Five words from the blurb: women, dying, girl, innocent, heroism
The Testament of Jessie Lamb is one of the most frustrating books I’ve ever read. I was gripped by the fast paced plot, but internally screaming at the frustrating actions of the narrator, the unlikely global events and the numerous bizarre plot twists.
The Testament of Jessie Lamb is set in the near future, at a time when an act of biological terrorism has caused all women to die during pregnancy. This leads the human race into imaging a time when there will no longer be any children, when the aging population will have to support themselves and when they will eventually have to face the extinction of the human race. The premise appealed to me greatly, but unfortunately the book concentrated on a seemingly bizarre solution to this problem (minor spoiler – highlight to read) – teenage girls who don’t see any point of living if they can’t have children (roll-eyes) decide to sacrifice themselves to create a new generation. ARRRGGHH!!
It is hard to explain what frustrated me most about this book, but I’ll try my best! In a similar way to The Unit, I had problems with the basic premise of the story and I was unable to suspend my disbelief because there were so many holes in the plot. I don’t want to spoil anything for those who haven’t read the book so I’ll just give a couple of examples from the first section: Why would terrorists want to wipe out the entire human race? Normally terrorists just want to kill a certain group of society. Why couldn’t they save the women by using contraception/the morning after pill/hysterectomies?
The most annoying aspect of this book was the narrator, Jessie Lamb. Her teenage outlook on life had me internally screaming at the pages. Everything problem had a simple solution and she seemed to think she had the power to save the world by herself. Her ideas were one-dimensional and failed to take into account the complexity of the adult world. I have had similar issues with teenage protagonists in the past (eg. The Stars in the Bright Sky, Pigeon English) and can see that people like this exist, but they drive me nuts. Reading about them is not an enjoyable experience. (Also note the awkward sentence structure in this passage).
I’d describe this as a good YA book – one that allows teenagers to think about a few issues relevant to them. I admit to being dragged along by the pace of the plot, but as an adult reader I was unsatisfied. My negative reaction to this book proves that it has affected me on some level and that is surely better than the boredom/indifference produced by others. I’d therefore recommend it as the perfect book group choice – I guarantee it will create a lively debate!

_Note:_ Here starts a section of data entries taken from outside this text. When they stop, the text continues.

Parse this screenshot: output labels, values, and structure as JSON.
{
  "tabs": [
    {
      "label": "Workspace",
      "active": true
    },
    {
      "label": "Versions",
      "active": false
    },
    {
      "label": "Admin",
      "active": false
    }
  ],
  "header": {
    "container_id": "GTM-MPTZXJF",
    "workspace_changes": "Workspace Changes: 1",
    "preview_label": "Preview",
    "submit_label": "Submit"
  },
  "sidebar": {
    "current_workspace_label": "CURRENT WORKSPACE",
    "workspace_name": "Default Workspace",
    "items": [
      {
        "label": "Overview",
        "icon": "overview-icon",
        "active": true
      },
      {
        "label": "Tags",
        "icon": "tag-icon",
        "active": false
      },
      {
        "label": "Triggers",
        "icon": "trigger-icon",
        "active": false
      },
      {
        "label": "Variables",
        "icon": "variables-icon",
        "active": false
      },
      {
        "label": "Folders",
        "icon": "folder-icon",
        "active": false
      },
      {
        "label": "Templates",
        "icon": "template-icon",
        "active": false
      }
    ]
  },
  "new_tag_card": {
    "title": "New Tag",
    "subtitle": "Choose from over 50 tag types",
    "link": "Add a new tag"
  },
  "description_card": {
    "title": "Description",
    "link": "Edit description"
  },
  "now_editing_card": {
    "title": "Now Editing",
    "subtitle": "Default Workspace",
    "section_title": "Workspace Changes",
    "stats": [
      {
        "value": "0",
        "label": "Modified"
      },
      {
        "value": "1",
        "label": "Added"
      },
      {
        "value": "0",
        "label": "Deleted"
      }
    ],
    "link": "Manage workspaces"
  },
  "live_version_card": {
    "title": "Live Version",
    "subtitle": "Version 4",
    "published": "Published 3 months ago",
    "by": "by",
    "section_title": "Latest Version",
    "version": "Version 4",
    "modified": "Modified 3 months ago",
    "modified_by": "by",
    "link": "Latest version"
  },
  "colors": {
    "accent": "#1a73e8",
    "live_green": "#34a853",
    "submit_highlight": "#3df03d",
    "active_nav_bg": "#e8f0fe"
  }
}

If you enjoy reading about life from the perspective of teenagers then I’m sure you’ll appreciate this book, but I can’t understand why it made the Booker long list.